In other words, Turkey is 100 percent right, I have no criticism of Hamas’s behavior, but Turkey can still play a productive role. This is the diplomatic equivalent of insane behavior on Cameron’s part.

I don’t want to take up too much of your time but I cannot let this gem pass. True, Cameron urged Turkey to continue internal reforms. But there’s no hint of the anti-democratic nature of the regime’s manipulation of such reforms (for example, to seize control of the courts) and the massive repression of dissidents. He suggests that Iran is seeking nuclear weapons, and he even criticizes the Turkey-Iran deal. But note the illogical leap:

Even if Iran were to complete the deal proposed in their recent agreement with Turkey and Brazil, it would still retain around fifty percent of its stockpile of low-enriched uranium. So we need Turkey’s help now in making it clear to Iran just how serious we are about engaging fully with the international community.

We hope that the meeting held in Istanbul between the Turkish, Brazilian and Iranian foreign ministers will see Iran move in the right direction.

That meeting is a conference of Iran’s supporters! Why would it lead Iran in the right direction? How about Turkey’s opposition to sanctions? And again note the beggar’s worldview: “We need Turkey’s help.”

Why should Turkey help? What will you give the regime in exchange for its alleged help?

This regime wants to help Iran, not work against Iran.

Finally, remember that Cameron is a Conservative, the successor of Winston Churchill. That’s how deep the appeasement disease has penetrated the Western ruling class.

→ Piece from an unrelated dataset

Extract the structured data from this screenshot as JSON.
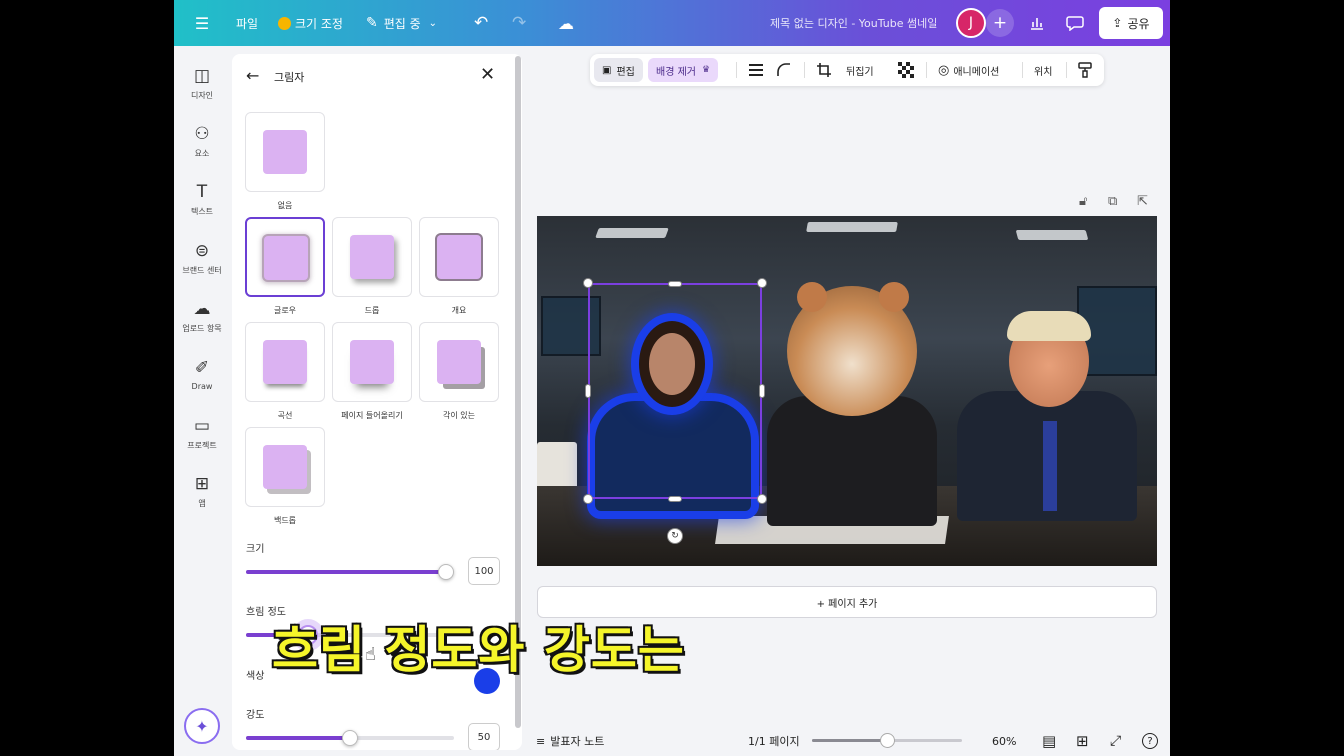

Barry Rubin is director of the Global Research in International Affairs (GLORIA) Center and editor of the Middle East Review of International Affairs (MERIA) Journal. His latest books are The Israel-Arab Reader (seventh edition, Viking-Penguin), the paperback edition of The Truth about Syria (Palgrave-Macmillan), and The Long War for Freedom: The Arab Struggle for Democracy in the Middle East (Wiley). The website of the GLORIA Center is at http://www.gloria-center.org and of his blog, Rubin Reports, at http://www.rubinreports.blogspot.com.
Click here to view the 101 legacy comments

Comments are closed.